The National Asthma Council Australia has launched a locally tailored education package Improving Childhood Asthma Management in Inner West Melbourne (Primary Health Care) to tackle the burden of asthma in Melbourne’s inner west.
The online clinical education package has been developed specifically for general practitioners (GPs), practice nurses, pharmacists and allied health providers based in the inner western suburbs, an area that ranks highest in the state for emergency department presentations for asthma and wheeze in paediatric and adolescent patients[i].
A complimentary package, Childhood Asthma Guide for Inner West Melbourne (Schools and Sports Clubs), has been developed to ensure asthma care providers in local education settings and sports clubs are also equipped with the knowledge and tools to provide high-quality asthma care to children and adolescents.
Narelle Williamson, Senior Clinical Consultant at the National Asthma Council, said best-practice asthma care should be a health priority for all primary health care professionals in Melbourne’s inner west.
“For every age group in the zero to 19-year age range, children and adolescents from the inner west present to hospitals for asthma and wheeze at higher rates than the Victorian metropolitan average.[ii]
“The primary health care education package will help to address the variation in clinical knowledge, interest and capacity to deliver quality asthma care among general practitioners, pharmacists, maternal child health nurses and education providers in the inner west,” she said.
Melbourne’s inner west, comprising the municipalities of Brimbank, Hobsons Bay and Maribyrnong, suffers from high levels of air pollution and in particular, Yarraville and Brooklyn have been named as two of Victoria’s air pollution ‘hot spots’.
They rank seventh and eighth[iii] in Australia for air pollution concentrations, mainly from transport, industry, shipping, localised urban issues, waste fires and wood heaters.
Due to its proximity to rye grasslands and the particular nature of thunderstorms, the inner west is likely to be the first area in Melbourne affected by thunderstorm asthma and with little warning.
Ms Williamson said not surprisingly, inner west residents have higher-than-average rates of hospitalisation for a range of respiratory illnesses, including asthma.
“The most immediate paediatric health consequences of air pollution are wheezing and asthma, along with allergy. Children are especially vulnerable because their lungs are still developing and they spend a lot of time outdoors while at school and playing sports.
“We know that there are seasonal peaks in asthma-related emergency department presentations, typically coinciding with the start of the school year, then in the winter months of July and August with exacerbations induced by upper-respiratory viral infections and again in November due to seasonal allergies and thunderstorm asthma.
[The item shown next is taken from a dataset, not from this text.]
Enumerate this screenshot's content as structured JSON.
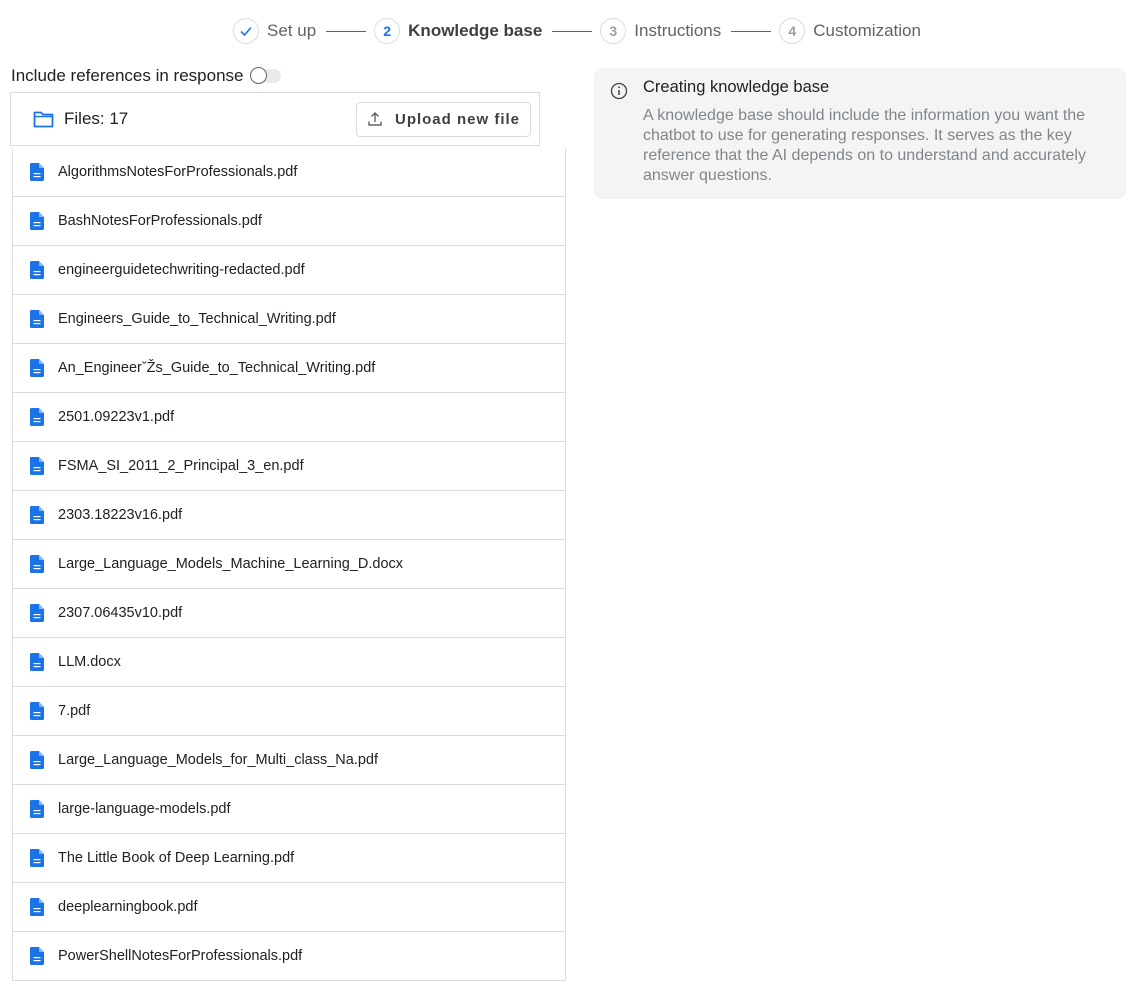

“The new education package will ensure primary care health professionals are equipped with the knowledge and tools to enable them to provide year-round high-quality asthma care to children and adolescents in Melbourne’s inner west.
“This includes important information to be included in a Written Asthma Action Plan and understanding the steps in managing acute asthma in primary care,” she said.
Ms Williamson added, “While the pilot education package has been designed for the inner west, we would encourage all health professionals to undertake the training as asthma is one of the most common childhood conditions in Australia and yet remains poorly controlled.”
The free, interactive, online education package is recognised by the RACGP as a CPD activity and is based on the Australian Asthma Handbook, which details the latest, evidence-based guidelines for treating paediatric asthma in primary care.
Text by: National Asthma Council Australia.